Explanation of Why Pole Photography Works

Real Estate Agent with SurfTheTurf.com, Inc.

It's hard to imagine how being just 16 feet off the ground can make such a HUGE difference in photograph of a home.  So, I decided to show with a real example of why it works so well to show the setting of a home.  The photos below show a home with a ridge behind it.  The ridge is about  300 ft higher than the house and about 1000 feet behind it.  With the ground level shot, the home completely obscures the hillside, and you have absolutely no idea that the lovely setting is there.  By getting the camera up off the ground on a pole just 16 feet, the ridge comes into view as well as the trees.  That's how it works.  The photographs really show it.

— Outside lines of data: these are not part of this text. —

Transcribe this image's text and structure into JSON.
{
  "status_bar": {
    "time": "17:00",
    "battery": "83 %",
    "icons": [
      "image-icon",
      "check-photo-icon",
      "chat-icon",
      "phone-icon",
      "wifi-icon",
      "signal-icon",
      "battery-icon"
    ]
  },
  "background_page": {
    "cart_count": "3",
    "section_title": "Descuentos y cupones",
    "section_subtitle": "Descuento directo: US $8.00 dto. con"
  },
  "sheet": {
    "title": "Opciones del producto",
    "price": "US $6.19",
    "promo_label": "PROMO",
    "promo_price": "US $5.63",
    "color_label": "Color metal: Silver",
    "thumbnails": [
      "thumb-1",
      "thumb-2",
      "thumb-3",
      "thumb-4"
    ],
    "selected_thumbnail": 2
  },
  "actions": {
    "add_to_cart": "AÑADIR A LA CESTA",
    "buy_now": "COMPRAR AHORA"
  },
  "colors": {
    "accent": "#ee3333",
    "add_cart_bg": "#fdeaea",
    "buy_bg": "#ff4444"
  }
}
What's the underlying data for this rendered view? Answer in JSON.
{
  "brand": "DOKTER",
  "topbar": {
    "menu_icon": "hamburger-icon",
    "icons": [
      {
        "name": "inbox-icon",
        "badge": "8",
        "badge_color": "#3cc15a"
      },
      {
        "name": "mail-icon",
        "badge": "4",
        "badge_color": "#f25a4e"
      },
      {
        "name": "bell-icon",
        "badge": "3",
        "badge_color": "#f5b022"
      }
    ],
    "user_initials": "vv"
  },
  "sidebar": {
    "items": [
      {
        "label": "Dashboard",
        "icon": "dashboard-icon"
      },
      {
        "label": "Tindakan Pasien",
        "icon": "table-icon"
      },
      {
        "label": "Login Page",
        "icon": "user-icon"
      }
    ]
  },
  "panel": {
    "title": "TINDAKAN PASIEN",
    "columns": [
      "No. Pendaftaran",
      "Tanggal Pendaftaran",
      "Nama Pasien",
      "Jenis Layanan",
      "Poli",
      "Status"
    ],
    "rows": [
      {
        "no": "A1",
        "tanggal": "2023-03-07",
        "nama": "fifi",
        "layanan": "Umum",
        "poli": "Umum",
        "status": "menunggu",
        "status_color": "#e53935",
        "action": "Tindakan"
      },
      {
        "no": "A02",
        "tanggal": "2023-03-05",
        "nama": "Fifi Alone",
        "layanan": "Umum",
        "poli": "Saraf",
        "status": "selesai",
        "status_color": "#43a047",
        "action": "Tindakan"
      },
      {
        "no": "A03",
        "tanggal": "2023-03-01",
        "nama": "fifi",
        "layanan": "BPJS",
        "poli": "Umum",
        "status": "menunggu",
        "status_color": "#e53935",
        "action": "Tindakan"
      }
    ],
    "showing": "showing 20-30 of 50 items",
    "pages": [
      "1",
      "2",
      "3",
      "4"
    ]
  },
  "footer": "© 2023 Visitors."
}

So, if the home you are photographing has a lovely setting, you might seriously want to try to get that camera UP just a bit. 

Margaret Hokkanen, Encinitas Real Estate

PS: If you need some help creating your pole photography camera, you might take a look at my husband's new site, www.PolePixie.com, where he is selling his cool little camera adapter for your standard painter's pole.  ;)

Pole Photography Explanation



Comments (6)

Don Stern
Realty Executives South Louisiana - Baton Rouge, LA
Greater Baton Rouge Real Estate

Thanks to both you and John for the tips on Pole Photography.  I've noticed that your pole photos seem to be much sharper than your gound level photos.  Is this due to a different camera, Photoshop processing, or something else?

May 03, 2010 08:18 AM
Lee Jinks
Jinks Realty - McAllen, TX

Margaret, I also think PAP helps the house not look so flat in addition to giving the front yard some depth.

May 03, 2010 11:36 AM
Marlene Hoffman - Naples Beach Condos
Downing-Frye Realty, Inc. - Naples, FL

Your point is well made.  Nice shots.

May 05, 2010 04:17 AM
Margaret Hokkanen

Don,  You are just so detailed!  You are absolutely correct, though it was unintentional.  The on-the-ground photos were taken to illustrate the difference.  I did not fully adjust for color and sharpness only because I don't use those photos in the actual marketing of the home.  So, the resulting softness was unintended. 


May 06, 2010 07:55 AM
Robert Foster
United Country-Michigan Outdoor Properties - Northern Office - Wolverine, MI

Nice shots.   We offer elevated shots also.  The trick is to take more than one shot because it is harder to frame the shot.

May 14, 2010 01:04 PM
Michael Yearout
Michael Yearout Photography - Breckenridge, CO
Michael Yearout Photography

Yes, it makes quite a difference.


May 22, 2010 09:27 AM